» **Your goal**
Each line below containing the word "name" needs to be shown.

» **Extracted data entries**

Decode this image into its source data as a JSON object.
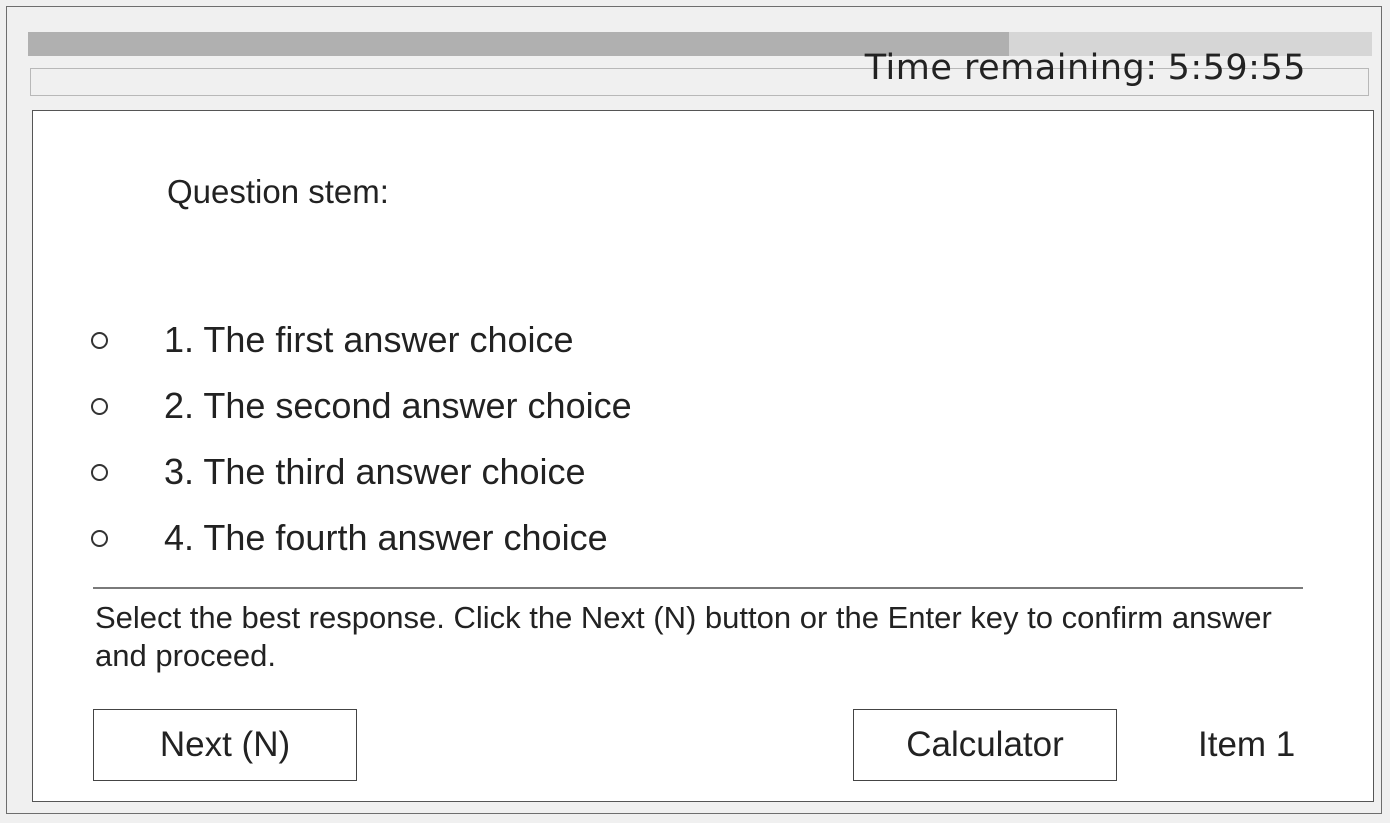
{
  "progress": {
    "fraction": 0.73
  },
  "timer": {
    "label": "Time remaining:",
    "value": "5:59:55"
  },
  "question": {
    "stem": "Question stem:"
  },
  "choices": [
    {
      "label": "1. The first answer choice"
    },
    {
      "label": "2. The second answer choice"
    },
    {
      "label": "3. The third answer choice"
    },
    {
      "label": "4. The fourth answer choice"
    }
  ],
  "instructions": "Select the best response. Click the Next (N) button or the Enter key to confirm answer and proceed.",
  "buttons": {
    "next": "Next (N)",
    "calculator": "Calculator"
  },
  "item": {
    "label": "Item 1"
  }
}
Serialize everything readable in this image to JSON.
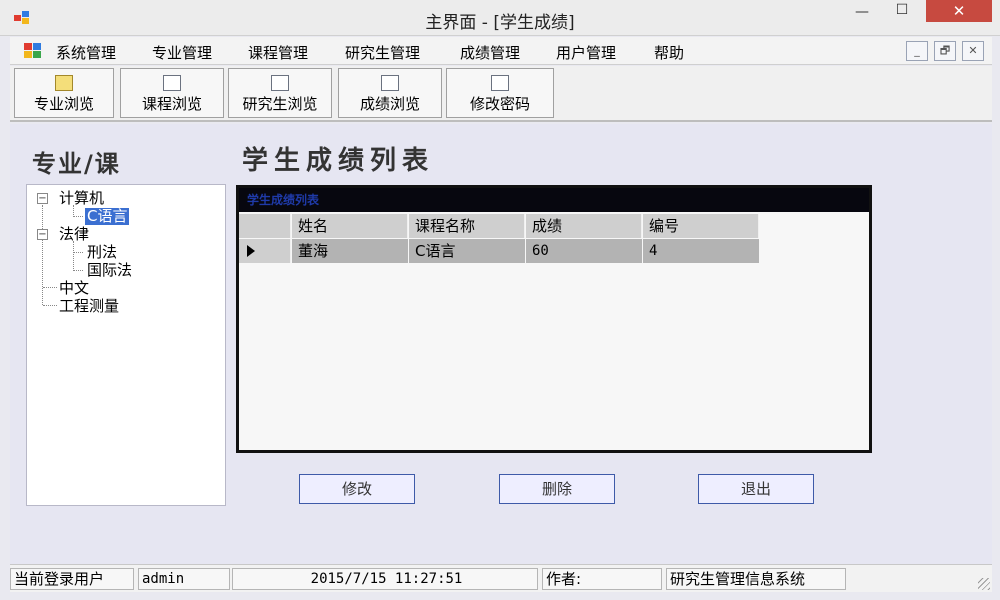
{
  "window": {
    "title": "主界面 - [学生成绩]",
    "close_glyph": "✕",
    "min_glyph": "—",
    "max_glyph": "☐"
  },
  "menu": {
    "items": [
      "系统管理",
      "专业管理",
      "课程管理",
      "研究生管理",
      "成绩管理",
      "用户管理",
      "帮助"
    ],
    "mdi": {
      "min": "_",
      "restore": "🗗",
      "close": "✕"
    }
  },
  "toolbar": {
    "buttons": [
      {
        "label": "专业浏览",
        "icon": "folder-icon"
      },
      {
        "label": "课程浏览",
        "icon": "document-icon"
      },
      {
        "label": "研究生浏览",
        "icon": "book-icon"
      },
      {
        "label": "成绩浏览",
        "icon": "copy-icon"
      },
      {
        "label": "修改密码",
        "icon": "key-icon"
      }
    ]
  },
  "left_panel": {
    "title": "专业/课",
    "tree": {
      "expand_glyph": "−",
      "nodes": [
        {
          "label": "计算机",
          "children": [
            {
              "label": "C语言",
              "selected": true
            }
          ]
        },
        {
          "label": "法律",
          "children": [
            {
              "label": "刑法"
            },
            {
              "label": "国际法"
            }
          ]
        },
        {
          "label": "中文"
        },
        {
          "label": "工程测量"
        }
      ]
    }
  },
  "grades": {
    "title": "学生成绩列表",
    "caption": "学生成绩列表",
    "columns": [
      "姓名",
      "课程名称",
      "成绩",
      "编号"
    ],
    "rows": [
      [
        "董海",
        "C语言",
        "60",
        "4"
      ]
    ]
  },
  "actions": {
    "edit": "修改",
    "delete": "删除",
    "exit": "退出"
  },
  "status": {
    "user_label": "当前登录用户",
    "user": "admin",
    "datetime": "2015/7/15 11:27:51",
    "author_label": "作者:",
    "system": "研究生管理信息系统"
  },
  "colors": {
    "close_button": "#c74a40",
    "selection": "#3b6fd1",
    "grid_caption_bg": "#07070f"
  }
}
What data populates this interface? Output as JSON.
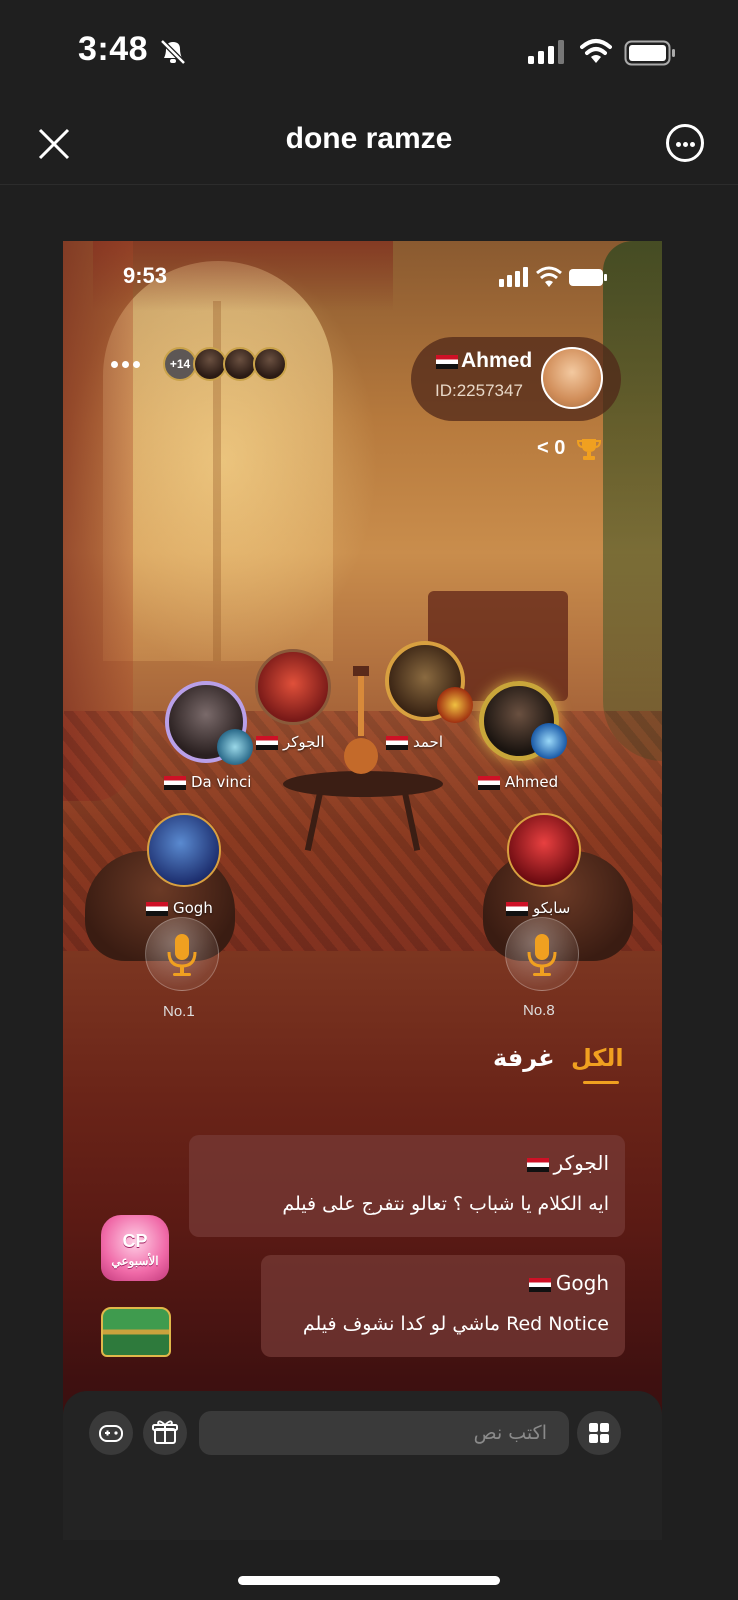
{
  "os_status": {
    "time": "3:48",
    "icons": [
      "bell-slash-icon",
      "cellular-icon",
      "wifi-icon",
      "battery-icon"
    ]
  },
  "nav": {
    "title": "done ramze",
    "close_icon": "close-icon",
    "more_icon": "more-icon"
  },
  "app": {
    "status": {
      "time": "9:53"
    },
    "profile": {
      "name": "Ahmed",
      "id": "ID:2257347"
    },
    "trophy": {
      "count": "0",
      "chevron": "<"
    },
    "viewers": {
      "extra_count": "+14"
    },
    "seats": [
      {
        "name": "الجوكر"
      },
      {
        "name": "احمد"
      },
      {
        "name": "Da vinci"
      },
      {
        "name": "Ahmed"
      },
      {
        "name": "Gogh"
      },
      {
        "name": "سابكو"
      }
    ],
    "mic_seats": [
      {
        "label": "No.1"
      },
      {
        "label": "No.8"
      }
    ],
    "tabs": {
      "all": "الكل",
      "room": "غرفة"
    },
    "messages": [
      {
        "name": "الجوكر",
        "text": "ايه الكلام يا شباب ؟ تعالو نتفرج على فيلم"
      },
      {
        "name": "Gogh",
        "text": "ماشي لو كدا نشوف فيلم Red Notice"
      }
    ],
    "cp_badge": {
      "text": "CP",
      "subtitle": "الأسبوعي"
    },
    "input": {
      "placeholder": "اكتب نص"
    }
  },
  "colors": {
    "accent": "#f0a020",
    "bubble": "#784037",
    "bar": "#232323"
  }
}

» **Finished exercise**
      "name": "Ahmed",
        "name": "الجوكر"
        "name": "احمد"
        "name": "Da vinci"
        "name": "Ahmed"
        "name": "Gogh"
        "name": "سابكو"
        "name": "الجوكر",
        "name": "Gogh",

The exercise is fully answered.